Look at those new and challenging chords and try to play them.

Place the seeds in your brain soil.
Try the chords again and tell yourself that you really, really, want to learn them. Introduce them to your brain!

Open another package of seeds.
Start to learn something else; new chords or new strumming patterns.

Tend to your seeds – old and new. Nurture them.
Don’t forget about those seeds you first planted. Visit them daily, and make sure they don’t wither and die. Practice those old chords often, even if you have to look at the chart again and again.

Plant more seeds.
Begin to learn more. Pat attention to your new seeds, but continue to visit and tend to the ones you previously planed. They need attention, even if they haven’t yet sprouted. Keep trying to play those challenging chords and rhythms while trying some new chords and rhythms.

Pay attention…
One day, while carefully planting some of those new seeds you got, you will notice that some of those earlier planted seeds will have begun to poke their little heads out of the ground. You may have even forgot you planted them.

You will be trying out a new chord, perhaps; reading a chart for a song you like, and without realizing it, you will have played several chords instinctually, without thinking about them, in perfect rhythm,as you were so focused on the upcoming, difficult chord.

You have successfully reaped your first harvest of musical skills. Don’t stop there – plant some more.


You might think this is wishful thinking on my part, and that you will “never get it“, but I urge you to first; believe you can do it, and then, try it.

I have observed so many students learn things while claiming that they haven’t, and it was only after I pointed out their achievements that they became aware of them.

Oh, and, by the way…

Me gustaría leer sus comentarios sobre este artículo.

(I would like to read your comments on this article.)

Practice By Yourself

July 22, 2016

How likely is it that someone is going to want to hear you play a particular passage of a song, a plucking pattern on just one chord, or scales, over and over for five or ten minutes before moving on to another repetitious snippet of music for another equal length of time?

“My God that’s monotonous,” they are likely to say. “ Why don’t you play a real song?”

But playing a song may not be what you need to work on.

Sometimes, what really is needed, is to focus on just one chord change, one strumming pattern, or a particular picking technique – and repetition is the key to building the muscle memory needed to flex your new skill while “playing a song.” What you need is encouragement and support – not the opposite.

So honor your commitment to being a better musician by setting aside some private time to practice and fine tune the details of your playing.
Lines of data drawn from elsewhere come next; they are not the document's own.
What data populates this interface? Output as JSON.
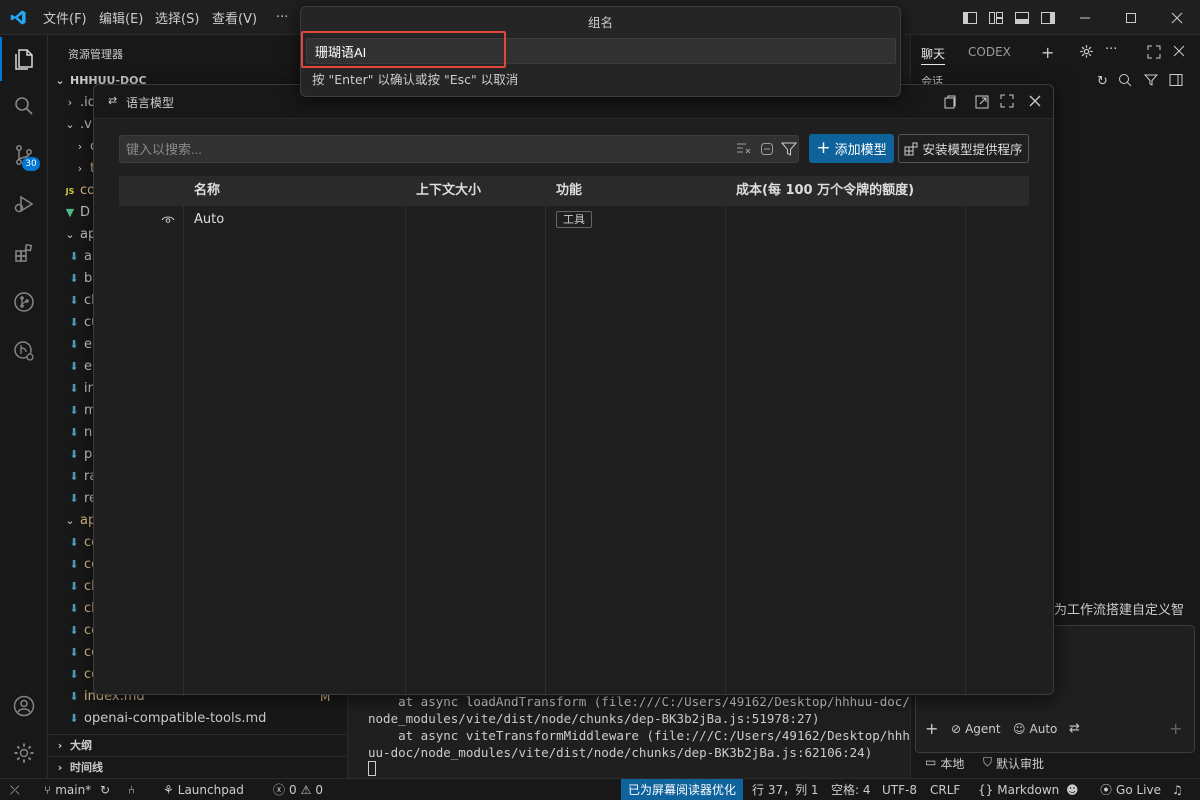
{
  "titlebar": {
    "menu": [
      "文件(F)",
      "编辑(E)",
      "选择(S)",
      "查看(V)",
      "···"
    ],
    "path_fragment": "vite/dist/node/chunks/dep-BK3b2jBa.js:51978"
  },
  "activitybar": {
    "source_control_badge": "30"
  },
  "explorer": {
    "title": "资源管理器",
    "root": "HHHUU-DOC",
    "rows": [
      ".ide",
      ".vit",
      "ca",
      "th",
      "co",
      "D",
      "api",
      "a",
      "b",
      "cl",
      "cu",
      "e",
      "e",
      "ir",
      "m",
      "n",
      "p",
      "ra",
      "re",
      "app",
      "co",
      "co",
      "cl",
      "cl",
      "co",
      "co",
      "co"
    ],
    "index_file": "index.md",
    "index_status": "M",
    "tools_file": "openai-compatible-tools.md",
    "outline": "大纲",
    "timeline": "时间线"
  },
  "terminal": {
    "lines": [
      "    at async loadAndTransform (file:///C:/Users/49162/Desktop/hhhuu-doc/",
      "node_modules/vite/dist/node/chunks/dep-BK3b2jBa.js:51978:27)",
      "    at async viteTransformMiddleware (file:///C:/Users/49162/Desktop/hhh",
      "uu-doc/node_modules/vite/dist/node/chunks/dep-BK3b2jBa.js:62106:24)"
    ]
  },
  "chat": {
    "tabs": [
      "聊天",
      "CODEX"
    ],
    "session_label": "会话",
    "hint": "为工作流搭建自定义智",
    "mode": "Agent",
    "model": "Auto",
    "local": "本地",
    "approval": "默认审批"
  },
  "lm_dialog": {
    "title": "语言模型",
    "search_placeholder": "键入以搜索...",
    "add_model": "添加模型",
    "install_provider": "安装模型提供程序",
    "columns": [
      "名称",
      "上下文大小",
      "功能",
      "成本(每 100 万个令牌的额度)"
    ],
    "rows": [
      {
        "name": "Auto",
        "context": "",
        "capability": "工具",
        "cost": ""
      }
    ]
  },
  "quick_input": {
    "title": "组名",
    "value": "珊瑚语AI",
    "hint": "按 \"Enter\" 以确认或按 \"Esc\" 以取消"
  },
  "statusbar": {
    "branch": "main*",
    "launchpad": "Launchpad",
    "errors": "0",
    "warnings": "0",
    "screen_reader": "已为屏幕阅读器优化",
    "position": "行 37，列 1",
    "spaces": "空格: 4",
    "encoding": "UTF-8",
    "eol": "CRLF",
    "language": "Markdown",
    "golive": "Go Live"
  },
  "colors": {
    "accent": "#0078d4",
    "primary_button": "#0e639c",
    "highlight": "#e0463b"
  }
}
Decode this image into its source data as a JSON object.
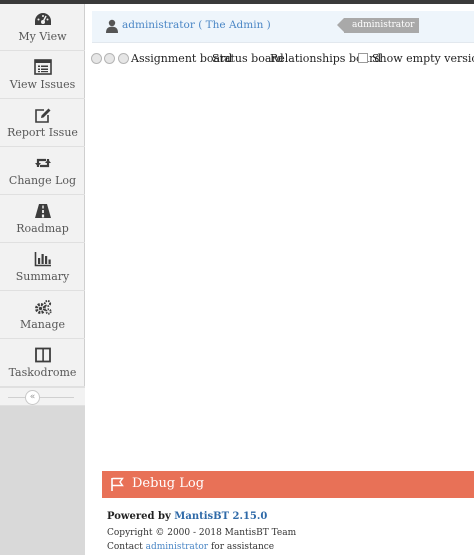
{
  "sidebar": {
    "items": [
      {
        "label": "My View",
        "icon": "dashboard-icon"
      },
      {
        "label": "View Issues",
        "icon": "list-icon"
      },
      {
        "label": "Report Issue",
        "icon": "edit-icon"
      },
      {
        "label": "Change Log",
        "icon": "retweet-icon"
      },
      {
        "label": "Roadmap",
        "icon": "road-icon"
      },
      {
        "label": "Summary",
        "icon": "bar-chart-icon"
      },
      {
        "label": "Manage",
        "icon": "gears-icon"
      },
      {
        "label": "Taskodrome",
        "icon": "columns-icon"
      }
    ],
    "collapse_glyph": "«"
  },
  "breadcrumb": {
    "user_link": "administrator ( The Admin )",
    "role_tag": "administrator"
  },
  "board": {
    "options": [
      "Assignment board",
      "Status board",
      "Relationships board"
    ],
    "show_empty_label": "Show empty versions",
    "show_empty_checked": false
  },
  "debug": {
    "title": "Debug Log"
  },
  "footer": {
    "powered_by": "Powered by",
    "product": "MantisBT 2.15.0",
    "copyright": "Copyright © 2000 - 2018 MantisBT Team",
    "contact_prefix": "Contact",
    "contact_link": "administrator",
    "contact_suffix": "for assistance"
  },
  "colors": {
    "accent": "#e87157",
    "link": "#4a86c5",
    "breadcrumb_bg": "#eef5fb",
    "sidebar_bg": "#f2f2f2"
  }
}
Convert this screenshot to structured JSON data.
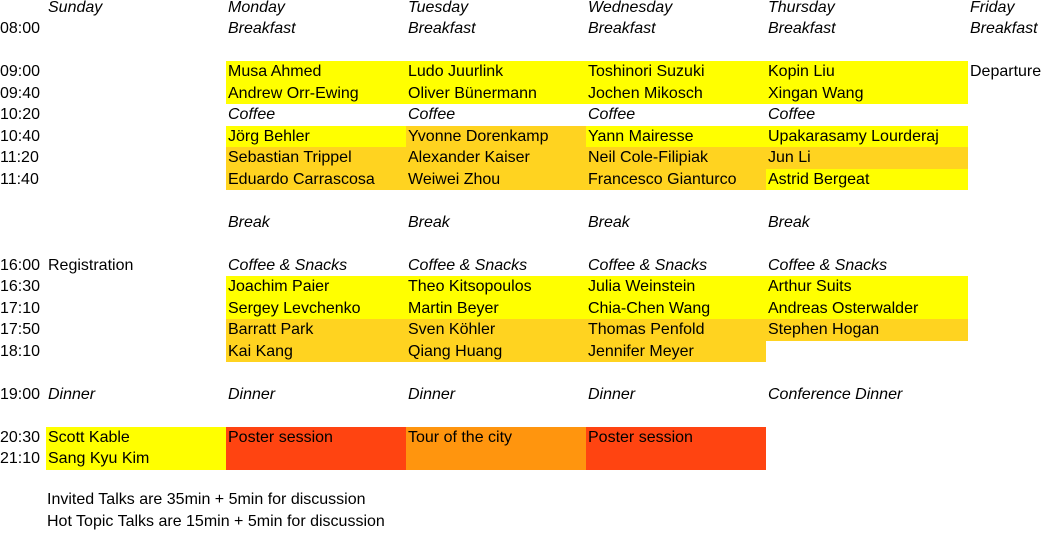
{
  "days": [
    "Sunday",
    "Monday",
    "Tuesday",
    "Wednesday",
    "Thursday",
    "Friday"
  ],
  "rows": [
    {
      "time": "08:00",
      "cells": [
        "",
        "Breakfast",
        "Breakfast",
        "Breakfast",
        "Breakfast",
        "Breakfast"
      ],
      "styles": [
        "",
        "it",
        "it",
        "it",
        "it",
        "it"
      ]
    },
    {
      "time": "",
      "cells": [
        "",
        "",
        "",
        "",
        "",
        ""
      ],
      "styles": [
        "",
        "",
        "",
        "",
        "",
        ""
      ]
    },
    {
      "time": "09:00",
      "cells": [
        "",
        "Musa Ahmed",
        "Ludo Juurlink",
        "Toshinori Suzuki",
        "Kopin Liu",
        "Departure"
      ],
      "styles": [
        "",
        "yellow",
        "yellow",
        "yellow",
        "yellow",
        ""
      ]
    },
    {
      "time": "09:40",
      "cells": [
        "",
        "Andrew Orr-Ewing",
        "Oliver Bünermann",
        "Jochen Mikosch",
        "Xingan Wang",
        ""
      ],
      "styles": [
        "",
        "yellow",
        "yellow",
        "yellow",
        "yellow",
        ""
      ]
    },
    {
      "time": "10:20",
      "cells": [
        "",
        "Coffee",
        "Coffee",
        "Coffee",
        "Coffee",
        ""
      ],
      "styles": [
        "",
        "it",
        "it",
        "it",
        "it",
        ""
      ]
    },
    {
      "time": "10:40",
      "cells": [
        "",
        "Jörg Behler",
        "Yvonne Dorenkamp",
        "Yann Mairesse",
        "Upakarasamy Lourderaj",
        ""
      ],
      "styles": [
        "",
        "yellow",
        "amber",
        "yellow",
        "yellow",
        ""
      ]
    },
    {
      "time": "11:20",
      "cells": [
        "",
        "Sebastian Trippel",
        "Alexander Kaiser",
        "Neil Cole-Filipiak",
        "Jun Li",
        ""
      ],
      "styles": [
        "",
        "amber",
        "amber",
        "amber",
        "amber",
        ""
      ]
    },
    {
      "time": "11:40",
      "cells": [
        "",
        "Eduardo Carrascosa",
        "Weiwei Zhou",
        "Francesco Gianturco",
        "Astrid Bergeat",
        ""
      ],
      "styles": [
        "",
        "amber",
        "amber",
        "amber",
        "yellow",
        ""
      ]
    },
    {
      "time": "",
      "cells": [
        "",
        "",
        "",
        "",
        "",
        ""
      ],
      "styles": [
        "",
        "",
        "",
        "",
        "",
        ""
      ]
    },
    {
      "time": "",
      "cells": [
        "",
        "Break",
        "Break",
        "Break",
        "Break",
        ""
      ],
      "styles": [
        "",
        "it",
        "it",
        "it",
        "it",
        ""
      ]
    },
    {
      "time": "",
      "cells": [
        "",
        "",
        "",
        "",
        "",
        ""
      ],
      "styles": [
        "",
        "",
        "",
        "",
        "",
        ""
      ]
    },
    {
      "time": "16:00",
      "cells": [
        "Registration",
        "Coffee & Snacks",
        "Coffee & Snacks",
        "Coffee & Snacks",
        "Coffee & Snacks",
        ""
      ],
      "styles": [
        "",
        "it",
        "it",
        "it",
        "it",
        ""
      ]
    },
    {
      "time": "16:30",
      "cells": [
        "",
        "Joachim Paier",
        "Theo Kitsopoulos",
        "Julia Weinstein",
        "Arthur Suits",
        ""
      ],
      "styles": [
        "",
        "yellow",
        "yellow",
        "yellow",
        "yellow",
        ""
      ]
    },
    {
      "time": "17:10",
      "cells": [
        "",
        "Sergey Levchenko",
        "Martin Beyer",
        "Chia-Chen Wang",
        "Andreas Osterwalder",
        ""
      ],
      "styles": [
        "",
        "yellow",
        "yellow",
        "yellow",
        "yellow",
        ""
      ]
    },
    {
      "time": "17:50",
      "cells": [
        "",
        "Barratt Park",
        "Sven Köhler",
        "Thomas Penfold",
        "Stephen Hogan",
        ""
      ],
      "styles": [
        "",
        "amber",
        "amber",
        "amber",
        "amber",
        ""
      ]
    },
    {
      "time": "18:10",
      "cells": [
        "",
        "Kai Kang",
        "Qiang Huang",
        "Jennifer Meyer",
        "",
        ""
      ],
      "styles": [
        "",
        "amber",
        "amber",
        "amber",
        "",
        ""
      ]
    },
    {
      "time": "",
      "cells": [
        "",
        "",
        "",
        "",
        "",
        ""
      ],
      "styles": [
        "",
        "",
        "",
        "",
        "",
        ""
      ]
    },
    {
      "time": "19:00",
      "cells": [
        "Dinner",
        "Dinner",
        "Dinner",
        "Dinner",
        "Conference Dinner",
        ""
      ],
      "styles": [
        "it",
        "it",
        "it",
        "it",
        "it",
        ""
      ]
    },
    {
      "time": "",
      "cells": [
        "",
        "",
        "",
        "",
        "",
        ""
      ],
      "styles": [
        "",
        "",
        "",
        "",
        "",
        ""
      ]
    },
    {
      "time": "20:30",
      "cells": [
        "Scott Kable",
        "Poster session",
        "Tour of the city",
        "Poster session",
        "",
        ""
      ],
      "styles": [
        "yellow",
        "red",
        "orange",
        "red",
        "",
        ""
      ]
    },
    {
      "time": "21:10",
      "cells": [
        "Sang Kyu Kim",
        "",
        "",
        "",
        "",
        ""
      ],
      "styles": [
        "yellow",
        "red",
        "orange",
        "red",
        "",
        ""
      ]
    }
  ],
  "notes": [
    "Invited Talks are 35min + 5min for discussion",
    "Hot Topic Talks are 15min + 5min for discussion"
  ],
  "colors": {
    "invited_talk": "#ffff00",
    "hot_topic_talk": "#ffd320",
    "poster_session": "#ff4411",
    "tour": "#ff950e"
  }
}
Then, when you’re all warmed up and those new skills are better ingrained – you’ll be able to invite others into your space to play them “a real song.”